TASK INSTRUCTIONS: If a line in the data below contains the word "datan", copy it out.

*** PROVIDED DATA

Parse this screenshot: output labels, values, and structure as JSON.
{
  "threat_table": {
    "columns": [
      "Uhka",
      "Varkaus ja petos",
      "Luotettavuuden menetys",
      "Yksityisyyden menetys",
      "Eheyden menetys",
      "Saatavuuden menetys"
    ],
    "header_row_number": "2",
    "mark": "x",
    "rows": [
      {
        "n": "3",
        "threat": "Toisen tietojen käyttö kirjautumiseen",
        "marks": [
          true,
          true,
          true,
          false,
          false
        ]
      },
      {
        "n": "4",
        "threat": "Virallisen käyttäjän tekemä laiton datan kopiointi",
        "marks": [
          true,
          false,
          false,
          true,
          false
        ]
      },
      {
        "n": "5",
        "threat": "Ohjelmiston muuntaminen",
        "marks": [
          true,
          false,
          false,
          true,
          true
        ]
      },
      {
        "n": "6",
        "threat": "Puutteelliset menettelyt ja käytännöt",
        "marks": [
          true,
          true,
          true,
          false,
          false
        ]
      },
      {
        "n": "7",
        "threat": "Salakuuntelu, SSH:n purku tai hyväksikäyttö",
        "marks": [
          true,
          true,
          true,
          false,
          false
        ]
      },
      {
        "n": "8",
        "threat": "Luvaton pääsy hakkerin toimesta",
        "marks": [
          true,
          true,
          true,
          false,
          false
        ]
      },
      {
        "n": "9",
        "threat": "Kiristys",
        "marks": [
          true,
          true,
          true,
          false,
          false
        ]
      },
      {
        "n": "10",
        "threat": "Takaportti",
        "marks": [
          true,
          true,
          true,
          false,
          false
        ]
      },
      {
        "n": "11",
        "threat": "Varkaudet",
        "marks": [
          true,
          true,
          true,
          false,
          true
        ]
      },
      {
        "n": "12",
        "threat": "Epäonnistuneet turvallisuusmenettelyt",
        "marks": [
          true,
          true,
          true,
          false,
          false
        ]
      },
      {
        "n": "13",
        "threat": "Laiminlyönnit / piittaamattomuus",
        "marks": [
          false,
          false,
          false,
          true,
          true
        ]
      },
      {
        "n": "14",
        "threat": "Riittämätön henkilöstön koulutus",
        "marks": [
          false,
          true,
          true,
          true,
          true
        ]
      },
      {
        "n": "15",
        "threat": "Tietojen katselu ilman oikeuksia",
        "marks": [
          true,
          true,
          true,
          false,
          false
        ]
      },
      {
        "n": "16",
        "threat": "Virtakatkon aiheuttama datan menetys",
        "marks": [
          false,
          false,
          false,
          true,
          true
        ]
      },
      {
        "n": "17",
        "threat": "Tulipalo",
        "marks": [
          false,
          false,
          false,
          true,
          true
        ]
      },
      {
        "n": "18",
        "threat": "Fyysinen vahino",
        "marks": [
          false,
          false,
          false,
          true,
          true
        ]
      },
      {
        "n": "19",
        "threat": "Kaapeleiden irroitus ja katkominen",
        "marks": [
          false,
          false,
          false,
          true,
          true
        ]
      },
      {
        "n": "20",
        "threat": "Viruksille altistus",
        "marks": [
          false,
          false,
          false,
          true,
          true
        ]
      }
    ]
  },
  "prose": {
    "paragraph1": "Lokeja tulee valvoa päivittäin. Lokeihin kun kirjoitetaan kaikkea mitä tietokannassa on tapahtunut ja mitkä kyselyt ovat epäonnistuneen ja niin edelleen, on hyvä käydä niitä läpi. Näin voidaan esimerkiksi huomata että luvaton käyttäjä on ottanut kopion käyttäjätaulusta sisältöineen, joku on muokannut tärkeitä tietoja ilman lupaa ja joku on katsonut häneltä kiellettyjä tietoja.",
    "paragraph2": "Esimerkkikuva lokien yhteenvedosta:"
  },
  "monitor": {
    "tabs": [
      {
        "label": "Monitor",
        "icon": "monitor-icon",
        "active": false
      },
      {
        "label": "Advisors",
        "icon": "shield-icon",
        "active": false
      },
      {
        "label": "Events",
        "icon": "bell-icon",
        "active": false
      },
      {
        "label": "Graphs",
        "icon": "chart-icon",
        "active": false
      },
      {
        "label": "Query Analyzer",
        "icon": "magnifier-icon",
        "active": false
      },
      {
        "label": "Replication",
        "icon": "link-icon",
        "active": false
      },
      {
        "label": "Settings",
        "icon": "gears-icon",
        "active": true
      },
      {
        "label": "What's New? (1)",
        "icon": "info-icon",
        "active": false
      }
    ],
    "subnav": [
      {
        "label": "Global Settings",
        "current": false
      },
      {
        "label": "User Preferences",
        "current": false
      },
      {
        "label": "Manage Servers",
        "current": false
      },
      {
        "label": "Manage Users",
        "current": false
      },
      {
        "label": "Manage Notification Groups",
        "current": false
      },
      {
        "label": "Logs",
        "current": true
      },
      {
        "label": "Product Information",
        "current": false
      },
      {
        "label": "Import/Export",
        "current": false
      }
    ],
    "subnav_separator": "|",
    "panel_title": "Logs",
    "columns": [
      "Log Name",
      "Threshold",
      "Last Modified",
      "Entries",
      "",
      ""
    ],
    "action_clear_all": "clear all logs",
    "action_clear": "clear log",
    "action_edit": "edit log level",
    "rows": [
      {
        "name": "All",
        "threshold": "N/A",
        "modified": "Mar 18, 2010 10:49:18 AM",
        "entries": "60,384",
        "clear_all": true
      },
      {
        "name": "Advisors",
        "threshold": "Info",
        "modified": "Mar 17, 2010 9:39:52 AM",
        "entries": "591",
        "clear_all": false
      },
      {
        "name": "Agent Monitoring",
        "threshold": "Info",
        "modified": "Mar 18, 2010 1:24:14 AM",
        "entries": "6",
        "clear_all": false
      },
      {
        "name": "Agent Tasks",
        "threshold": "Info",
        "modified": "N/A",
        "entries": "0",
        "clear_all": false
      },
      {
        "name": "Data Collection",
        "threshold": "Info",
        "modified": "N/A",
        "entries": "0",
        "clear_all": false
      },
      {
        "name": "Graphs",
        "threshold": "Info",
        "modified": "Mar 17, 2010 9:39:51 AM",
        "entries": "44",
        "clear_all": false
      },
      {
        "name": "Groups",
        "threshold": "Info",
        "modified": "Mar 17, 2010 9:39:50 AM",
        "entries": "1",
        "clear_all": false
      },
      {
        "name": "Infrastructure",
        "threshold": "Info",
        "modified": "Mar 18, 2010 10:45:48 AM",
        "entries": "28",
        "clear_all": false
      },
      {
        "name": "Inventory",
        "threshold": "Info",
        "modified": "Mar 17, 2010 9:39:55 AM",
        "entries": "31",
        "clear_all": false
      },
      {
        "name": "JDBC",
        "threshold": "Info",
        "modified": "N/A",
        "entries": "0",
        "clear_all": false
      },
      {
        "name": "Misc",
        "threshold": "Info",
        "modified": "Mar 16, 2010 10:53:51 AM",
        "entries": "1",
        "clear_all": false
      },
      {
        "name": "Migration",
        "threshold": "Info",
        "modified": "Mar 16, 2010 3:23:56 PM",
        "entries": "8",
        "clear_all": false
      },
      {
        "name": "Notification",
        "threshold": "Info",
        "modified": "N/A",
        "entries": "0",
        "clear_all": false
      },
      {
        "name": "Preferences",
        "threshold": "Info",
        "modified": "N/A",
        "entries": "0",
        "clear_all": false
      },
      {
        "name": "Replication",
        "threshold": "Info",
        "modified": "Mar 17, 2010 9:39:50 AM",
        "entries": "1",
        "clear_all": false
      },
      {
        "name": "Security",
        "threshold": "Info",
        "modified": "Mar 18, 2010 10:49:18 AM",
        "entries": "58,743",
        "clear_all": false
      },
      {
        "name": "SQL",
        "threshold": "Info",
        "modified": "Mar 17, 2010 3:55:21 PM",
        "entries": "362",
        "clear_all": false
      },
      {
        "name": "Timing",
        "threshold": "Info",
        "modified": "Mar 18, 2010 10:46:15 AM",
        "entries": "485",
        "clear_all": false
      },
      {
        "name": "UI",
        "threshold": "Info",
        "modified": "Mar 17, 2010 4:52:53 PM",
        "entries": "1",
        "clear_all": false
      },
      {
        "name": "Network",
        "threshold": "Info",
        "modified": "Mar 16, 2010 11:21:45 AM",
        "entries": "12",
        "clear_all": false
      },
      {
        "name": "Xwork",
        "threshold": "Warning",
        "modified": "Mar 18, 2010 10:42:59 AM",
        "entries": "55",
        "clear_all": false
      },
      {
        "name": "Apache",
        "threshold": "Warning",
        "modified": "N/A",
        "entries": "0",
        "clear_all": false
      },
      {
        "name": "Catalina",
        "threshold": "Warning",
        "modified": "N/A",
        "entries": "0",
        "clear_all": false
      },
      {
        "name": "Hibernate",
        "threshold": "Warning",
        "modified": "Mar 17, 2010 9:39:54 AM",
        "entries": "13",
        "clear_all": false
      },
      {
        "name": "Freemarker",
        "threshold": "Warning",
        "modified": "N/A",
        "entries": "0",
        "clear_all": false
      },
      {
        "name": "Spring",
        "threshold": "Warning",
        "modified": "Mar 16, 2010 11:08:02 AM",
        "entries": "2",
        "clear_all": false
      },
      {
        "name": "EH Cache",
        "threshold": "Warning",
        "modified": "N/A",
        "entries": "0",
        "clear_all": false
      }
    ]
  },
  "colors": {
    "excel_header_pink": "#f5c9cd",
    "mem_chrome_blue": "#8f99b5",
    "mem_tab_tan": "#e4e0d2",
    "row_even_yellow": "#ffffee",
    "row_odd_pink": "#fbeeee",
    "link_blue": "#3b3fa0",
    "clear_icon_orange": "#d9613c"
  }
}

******

EXERCISE RESPONSE:
        "threat": "Virallisen käyttäjän tekemä laiton datan kopiointi",
        "threat": "Virtakatkon aiheuttama datan menetys",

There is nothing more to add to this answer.